Required work. Each line of the material holding the word "this" must be identified and copied.

Records.
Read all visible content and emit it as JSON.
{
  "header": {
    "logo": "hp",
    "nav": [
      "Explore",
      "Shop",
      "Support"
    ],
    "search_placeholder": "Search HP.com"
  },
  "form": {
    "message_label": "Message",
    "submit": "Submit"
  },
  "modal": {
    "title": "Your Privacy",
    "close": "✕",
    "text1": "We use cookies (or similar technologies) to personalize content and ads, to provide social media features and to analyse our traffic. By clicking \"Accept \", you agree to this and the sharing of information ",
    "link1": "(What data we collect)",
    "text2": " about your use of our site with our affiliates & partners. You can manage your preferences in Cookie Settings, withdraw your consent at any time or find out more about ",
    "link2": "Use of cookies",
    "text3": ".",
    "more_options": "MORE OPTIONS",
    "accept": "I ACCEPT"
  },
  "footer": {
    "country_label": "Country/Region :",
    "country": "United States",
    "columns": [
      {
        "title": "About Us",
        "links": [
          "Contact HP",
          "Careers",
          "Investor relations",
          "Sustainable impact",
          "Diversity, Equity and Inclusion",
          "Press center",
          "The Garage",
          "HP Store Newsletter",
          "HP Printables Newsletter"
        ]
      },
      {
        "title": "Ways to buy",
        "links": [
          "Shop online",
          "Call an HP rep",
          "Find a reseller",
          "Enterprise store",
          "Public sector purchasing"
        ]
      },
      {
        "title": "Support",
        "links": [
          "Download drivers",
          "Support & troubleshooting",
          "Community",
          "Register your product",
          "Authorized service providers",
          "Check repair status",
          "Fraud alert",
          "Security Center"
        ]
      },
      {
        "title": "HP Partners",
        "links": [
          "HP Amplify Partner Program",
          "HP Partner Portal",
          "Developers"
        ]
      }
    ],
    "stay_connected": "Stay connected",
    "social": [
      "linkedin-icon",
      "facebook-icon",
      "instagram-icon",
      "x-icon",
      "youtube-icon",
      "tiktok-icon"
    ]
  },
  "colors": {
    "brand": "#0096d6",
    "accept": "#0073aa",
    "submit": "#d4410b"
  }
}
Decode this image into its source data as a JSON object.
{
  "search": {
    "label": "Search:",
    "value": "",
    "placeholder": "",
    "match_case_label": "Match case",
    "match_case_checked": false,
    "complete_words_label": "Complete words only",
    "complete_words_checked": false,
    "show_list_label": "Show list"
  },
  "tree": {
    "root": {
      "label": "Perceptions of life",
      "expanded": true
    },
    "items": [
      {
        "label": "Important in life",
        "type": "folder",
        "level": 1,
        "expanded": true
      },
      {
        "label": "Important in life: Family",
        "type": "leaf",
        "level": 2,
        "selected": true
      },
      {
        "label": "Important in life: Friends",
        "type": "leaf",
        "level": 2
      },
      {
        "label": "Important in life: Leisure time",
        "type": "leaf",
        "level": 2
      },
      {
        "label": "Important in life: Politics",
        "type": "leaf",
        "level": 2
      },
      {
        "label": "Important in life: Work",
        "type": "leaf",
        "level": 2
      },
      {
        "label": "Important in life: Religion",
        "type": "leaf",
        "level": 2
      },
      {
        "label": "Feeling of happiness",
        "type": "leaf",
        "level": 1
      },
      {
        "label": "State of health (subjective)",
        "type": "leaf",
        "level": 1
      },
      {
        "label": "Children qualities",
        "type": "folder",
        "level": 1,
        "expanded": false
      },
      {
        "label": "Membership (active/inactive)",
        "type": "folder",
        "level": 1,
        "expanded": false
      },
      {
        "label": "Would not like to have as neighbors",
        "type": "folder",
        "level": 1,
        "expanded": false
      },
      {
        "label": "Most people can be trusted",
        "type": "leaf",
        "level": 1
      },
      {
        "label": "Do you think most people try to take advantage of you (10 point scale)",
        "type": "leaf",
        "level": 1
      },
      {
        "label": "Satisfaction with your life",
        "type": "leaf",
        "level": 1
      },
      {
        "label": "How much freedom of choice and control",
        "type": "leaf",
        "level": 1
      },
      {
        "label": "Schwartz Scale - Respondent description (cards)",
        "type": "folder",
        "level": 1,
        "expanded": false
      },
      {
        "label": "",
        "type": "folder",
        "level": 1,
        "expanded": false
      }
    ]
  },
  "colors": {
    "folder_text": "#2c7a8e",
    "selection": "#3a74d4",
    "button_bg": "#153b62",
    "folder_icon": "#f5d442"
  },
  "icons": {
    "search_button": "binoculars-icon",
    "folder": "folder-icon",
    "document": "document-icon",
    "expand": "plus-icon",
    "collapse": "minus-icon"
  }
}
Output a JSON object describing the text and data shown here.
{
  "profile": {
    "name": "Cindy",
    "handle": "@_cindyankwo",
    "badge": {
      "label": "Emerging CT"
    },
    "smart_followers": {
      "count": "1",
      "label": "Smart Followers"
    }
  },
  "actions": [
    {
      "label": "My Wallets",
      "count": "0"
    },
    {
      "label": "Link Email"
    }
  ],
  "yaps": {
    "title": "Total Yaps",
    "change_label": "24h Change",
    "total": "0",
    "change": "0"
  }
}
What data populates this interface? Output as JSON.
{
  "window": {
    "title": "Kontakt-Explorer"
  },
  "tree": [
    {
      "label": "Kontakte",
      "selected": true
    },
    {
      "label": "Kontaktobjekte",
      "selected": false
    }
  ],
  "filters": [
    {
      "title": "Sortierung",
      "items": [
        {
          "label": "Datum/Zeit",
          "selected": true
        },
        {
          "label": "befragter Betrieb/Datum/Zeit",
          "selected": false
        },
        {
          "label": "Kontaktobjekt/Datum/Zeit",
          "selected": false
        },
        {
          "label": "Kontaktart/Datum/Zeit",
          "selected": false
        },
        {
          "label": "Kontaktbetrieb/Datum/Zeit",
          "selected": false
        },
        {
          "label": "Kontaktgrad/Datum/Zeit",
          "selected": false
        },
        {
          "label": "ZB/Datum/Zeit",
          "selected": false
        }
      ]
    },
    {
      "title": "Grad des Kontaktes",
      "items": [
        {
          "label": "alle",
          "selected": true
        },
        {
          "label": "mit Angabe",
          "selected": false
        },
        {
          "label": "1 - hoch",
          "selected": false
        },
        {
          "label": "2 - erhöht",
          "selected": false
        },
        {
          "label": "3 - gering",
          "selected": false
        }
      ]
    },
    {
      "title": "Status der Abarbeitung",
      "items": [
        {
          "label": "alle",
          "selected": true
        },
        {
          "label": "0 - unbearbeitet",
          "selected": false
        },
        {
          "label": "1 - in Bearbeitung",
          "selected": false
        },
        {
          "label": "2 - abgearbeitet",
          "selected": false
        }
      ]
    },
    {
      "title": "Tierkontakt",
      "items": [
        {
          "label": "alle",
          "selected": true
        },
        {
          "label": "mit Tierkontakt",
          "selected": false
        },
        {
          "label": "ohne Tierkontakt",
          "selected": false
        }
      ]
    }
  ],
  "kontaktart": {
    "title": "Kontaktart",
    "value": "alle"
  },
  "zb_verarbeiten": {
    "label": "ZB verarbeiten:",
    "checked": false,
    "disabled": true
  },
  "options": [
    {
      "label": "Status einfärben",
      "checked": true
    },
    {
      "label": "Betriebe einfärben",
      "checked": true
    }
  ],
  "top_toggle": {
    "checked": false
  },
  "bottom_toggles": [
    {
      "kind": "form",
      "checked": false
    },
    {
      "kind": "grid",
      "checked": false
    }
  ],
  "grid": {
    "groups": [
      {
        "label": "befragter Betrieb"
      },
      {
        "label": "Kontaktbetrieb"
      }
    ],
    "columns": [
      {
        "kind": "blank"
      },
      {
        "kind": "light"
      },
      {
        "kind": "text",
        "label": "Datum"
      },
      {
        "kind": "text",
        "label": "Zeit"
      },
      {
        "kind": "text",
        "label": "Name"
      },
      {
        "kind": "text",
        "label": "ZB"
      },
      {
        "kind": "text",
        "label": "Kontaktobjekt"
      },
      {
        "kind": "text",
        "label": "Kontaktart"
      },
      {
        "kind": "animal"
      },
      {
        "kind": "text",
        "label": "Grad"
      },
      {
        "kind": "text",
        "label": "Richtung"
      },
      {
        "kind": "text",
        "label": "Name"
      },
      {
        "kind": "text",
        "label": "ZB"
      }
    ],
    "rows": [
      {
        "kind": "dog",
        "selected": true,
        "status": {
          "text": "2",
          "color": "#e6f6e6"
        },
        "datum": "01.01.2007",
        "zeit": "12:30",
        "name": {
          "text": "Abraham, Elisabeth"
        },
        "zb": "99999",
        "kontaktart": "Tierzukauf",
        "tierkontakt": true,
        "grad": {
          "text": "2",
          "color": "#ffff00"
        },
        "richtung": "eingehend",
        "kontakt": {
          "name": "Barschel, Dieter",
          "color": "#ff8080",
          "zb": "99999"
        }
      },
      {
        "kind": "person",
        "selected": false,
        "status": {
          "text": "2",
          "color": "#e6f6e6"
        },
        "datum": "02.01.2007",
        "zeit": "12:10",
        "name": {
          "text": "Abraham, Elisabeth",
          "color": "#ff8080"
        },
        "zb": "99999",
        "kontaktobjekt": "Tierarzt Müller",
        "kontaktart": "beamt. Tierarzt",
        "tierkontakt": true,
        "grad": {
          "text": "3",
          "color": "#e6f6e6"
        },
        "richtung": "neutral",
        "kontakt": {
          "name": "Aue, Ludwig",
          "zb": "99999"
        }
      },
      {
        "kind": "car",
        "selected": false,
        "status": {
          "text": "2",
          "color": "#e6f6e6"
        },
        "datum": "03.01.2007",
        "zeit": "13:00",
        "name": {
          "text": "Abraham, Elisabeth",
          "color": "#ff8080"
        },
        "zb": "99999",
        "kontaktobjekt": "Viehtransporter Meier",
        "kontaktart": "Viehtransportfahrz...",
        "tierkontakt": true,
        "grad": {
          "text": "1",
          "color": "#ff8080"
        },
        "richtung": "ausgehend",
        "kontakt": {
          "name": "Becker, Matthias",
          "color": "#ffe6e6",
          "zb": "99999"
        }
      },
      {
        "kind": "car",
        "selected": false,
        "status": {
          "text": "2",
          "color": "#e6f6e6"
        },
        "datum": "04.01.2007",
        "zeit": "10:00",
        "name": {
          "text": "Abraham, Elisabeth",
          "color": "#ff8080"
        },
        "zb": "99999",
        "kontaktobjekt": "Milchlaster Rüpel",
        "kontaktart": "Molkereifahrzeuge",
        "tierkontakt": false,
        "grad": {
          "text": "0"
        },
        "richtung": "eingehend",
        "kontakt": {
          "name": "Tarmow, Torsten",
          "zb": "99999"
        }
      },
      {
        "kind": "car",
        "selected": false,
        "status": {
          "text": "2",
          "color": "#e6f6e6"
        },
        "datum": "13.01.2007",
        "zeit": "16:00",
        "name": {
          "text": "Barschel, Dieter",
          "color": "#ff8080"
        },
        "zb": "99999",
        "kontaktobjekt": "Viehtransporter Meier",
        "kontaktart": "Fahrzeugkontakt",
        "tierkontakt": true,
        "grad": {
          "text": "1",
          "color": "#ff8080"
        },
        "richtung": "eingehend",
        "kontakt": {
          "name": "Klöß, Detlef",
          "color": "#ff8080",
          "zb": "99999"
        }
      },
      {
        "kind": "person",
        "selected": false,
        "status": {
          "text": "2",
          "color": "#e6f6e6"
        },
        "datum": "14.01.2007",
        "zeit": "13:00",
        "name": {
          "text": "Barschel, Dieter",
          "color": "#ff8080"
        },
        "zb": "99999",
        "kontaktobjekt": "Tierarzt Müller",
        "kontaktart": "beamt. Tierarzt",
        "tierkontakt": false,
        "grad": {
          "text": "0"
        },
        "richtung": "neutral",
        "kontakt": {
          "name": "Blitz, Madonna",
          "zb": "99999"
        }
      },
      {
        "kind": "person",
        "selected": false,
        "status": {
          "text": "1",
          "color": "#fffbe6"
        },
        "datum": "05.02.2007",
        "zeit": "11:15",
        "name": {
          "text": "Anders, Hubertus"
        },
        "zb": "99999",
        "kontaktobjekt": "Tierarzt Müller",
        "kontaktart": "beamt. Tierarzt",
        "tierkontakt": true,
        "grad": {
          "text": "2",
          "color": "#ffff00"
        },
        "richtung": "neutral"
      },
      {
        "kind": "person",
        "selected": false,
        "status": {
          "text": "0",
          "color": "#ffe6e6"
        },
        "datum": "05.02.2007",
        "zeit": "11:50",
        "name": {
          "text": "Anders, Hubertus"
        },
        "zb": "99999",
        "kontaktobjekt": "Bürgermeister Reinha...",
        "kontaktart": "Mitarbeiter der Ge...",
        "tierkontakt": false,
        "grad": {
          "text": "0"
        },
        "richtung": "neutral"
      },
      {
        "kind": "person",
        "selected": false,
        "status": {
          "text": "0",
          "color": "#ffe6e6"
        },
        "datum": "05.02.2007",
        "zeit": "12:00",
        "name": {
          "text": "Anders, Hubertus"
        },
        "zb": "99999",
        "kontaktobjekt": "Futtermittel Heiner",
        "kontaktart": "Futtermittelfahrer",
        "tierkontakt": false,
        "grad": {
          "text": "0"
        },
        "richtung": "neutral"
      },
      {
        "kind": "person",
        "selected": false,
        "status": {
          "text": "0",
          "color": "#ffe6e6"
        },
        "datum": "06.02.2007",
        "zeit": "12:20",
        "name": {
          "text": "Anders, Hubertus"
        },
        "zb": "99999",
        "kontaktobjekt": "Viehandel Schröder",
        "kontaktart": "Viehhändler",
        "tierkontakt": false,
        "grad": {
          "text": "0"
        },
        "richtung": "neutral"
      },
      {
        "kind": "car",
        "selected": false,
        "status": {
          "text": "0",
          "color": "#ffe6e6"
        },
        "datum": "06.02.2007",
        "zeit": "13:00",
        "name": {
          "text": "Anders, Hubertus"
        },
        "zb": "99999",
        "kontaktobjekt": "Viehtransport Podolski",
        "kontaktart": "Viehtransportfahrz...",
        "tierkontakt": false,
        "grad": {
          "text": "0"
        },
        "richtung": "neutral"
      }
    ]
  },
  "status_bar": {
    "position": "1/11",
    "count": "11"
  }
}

Result of the task.
    "text1": "We use cookies (or similar technologies) to personalize content and ads, to provide social media features and to analyse our traffic. By clicking \"Accept \", you agree to this and the sharing of information ",
Decode this image into its source data as a JSON object.
What data populates this interface? Output as JSON.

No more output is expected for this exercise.